A bon vivant with an impish personality, Garcia Marquez was a gracious host who would animatedly recount long stories to guests, and occasionally unleash a quick temper when he felt slighted or misrepresented by the press.
Martin, the biographer, said the writer’s penchant for embellishment often extended to his recounting of stories from his own life.
From childhood on, wrote Martin, “Garcia Marquez would have trouble with other people’s questioning of his veracity.”
Garcia Marquez turned down offers of diplomatic posts and spurned attempts to draft him to run for Colombia’s presidency, though he did get involved in behind-the-scenes peace mediation efforts between Colombia’s government and leftist rebels.
In 1998, already in his 70s, Garcia Marquez fulfilled a lifelong dream, buying a majority interest in the Colombian newsmagazine Cambio with money from his Nobel award.
“I’m a journalist. I’ve always been a journalist,” he told the AP at the time. “My books couldn’t have been written if I weren’t a journalist because all the material was taken from reality.”
Before falling ill with lymphatic cancer in June 1999, the author contributed prodigiously to the magazine, including one article that denounced what he considered the unfair political persecution of Clinton for sexual adventures.
Garcia Marquez’s memory began to fail as he entered his 80s, friends said. His last book, “Memories of My Melancholy Whores,” was published in 2004.
He is survived by his wife, his two sons, Rodrigo, a film director, and Gonzalo, a graphic designer, seven brothers and sisters and one half-sister.
Associated Press writer Frank Bajak contributed to this report from Lima.
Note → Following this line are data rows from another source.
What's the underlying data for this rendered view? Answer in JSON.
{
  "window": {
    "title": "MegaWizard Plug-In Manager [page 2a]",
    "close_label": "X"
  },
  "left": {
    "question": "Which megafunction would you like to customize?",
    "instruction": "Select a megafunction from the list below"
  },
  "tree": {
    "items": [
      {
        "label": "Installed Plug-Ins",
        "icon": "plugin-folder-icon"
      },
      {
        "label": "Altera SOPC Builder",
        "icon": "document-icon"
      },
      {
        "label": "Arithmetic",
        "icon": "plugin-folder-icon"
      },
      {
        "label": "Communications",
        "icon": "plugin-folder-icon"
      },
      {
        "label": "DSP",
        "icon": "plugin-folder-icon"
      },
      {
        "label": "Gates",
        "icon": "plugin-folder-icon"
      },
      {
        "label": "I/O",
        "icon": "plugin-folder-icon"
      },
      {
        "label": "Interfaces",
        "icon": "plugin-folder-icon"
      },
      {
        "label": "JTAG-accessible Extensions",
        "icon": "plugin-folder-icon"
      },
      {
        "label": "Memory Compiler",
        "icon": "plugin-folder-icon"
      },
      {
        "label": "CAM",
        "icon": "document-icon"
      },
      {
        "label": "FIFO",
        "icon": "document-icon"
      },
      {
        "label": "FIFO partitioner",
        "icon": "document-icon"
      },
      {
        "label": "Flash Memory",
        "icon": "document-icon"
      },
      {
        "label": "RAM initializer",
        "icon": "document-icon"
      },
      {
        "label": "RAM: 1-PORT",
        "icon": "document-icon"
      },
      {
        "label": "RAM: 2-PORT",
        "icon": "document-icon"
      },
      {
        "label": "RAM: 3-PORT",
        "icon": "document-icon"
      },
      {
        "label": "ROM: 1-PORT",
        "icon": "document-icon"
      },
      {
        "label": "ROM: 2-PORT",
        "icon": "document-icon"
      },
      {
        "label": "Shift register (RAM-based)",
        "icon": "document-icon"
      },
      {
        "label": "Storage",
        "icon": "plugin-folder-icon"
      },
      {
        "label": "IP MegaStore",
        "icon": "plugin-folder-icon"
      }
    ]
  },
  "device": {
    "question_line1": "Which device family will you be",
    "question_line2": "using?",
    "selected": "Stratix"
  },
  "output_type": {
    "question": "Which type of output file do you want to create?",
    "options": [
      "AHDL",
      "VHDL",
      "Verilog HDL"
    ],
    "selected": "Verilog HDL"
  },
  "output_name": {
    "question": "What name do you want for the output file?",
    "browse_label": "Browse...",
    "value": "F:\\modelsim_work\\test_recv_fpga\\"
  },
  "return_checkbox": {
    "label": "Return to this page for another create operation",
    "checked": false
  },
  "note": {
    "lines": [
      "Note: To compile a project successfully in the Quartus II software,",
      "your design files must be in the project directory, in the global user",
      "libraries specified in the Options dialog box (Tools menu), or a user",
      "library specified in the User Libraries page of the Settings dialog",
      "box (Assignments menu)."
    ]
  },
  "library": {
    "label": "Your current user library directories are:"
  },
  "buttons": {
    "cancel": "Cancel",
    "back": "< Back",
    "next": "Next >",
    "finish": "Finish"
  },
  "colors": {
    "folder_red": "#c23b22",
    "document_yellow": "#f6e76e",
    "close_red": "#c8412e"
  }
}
Paul Haven and Michael Weissenstein in Mexico City contributed.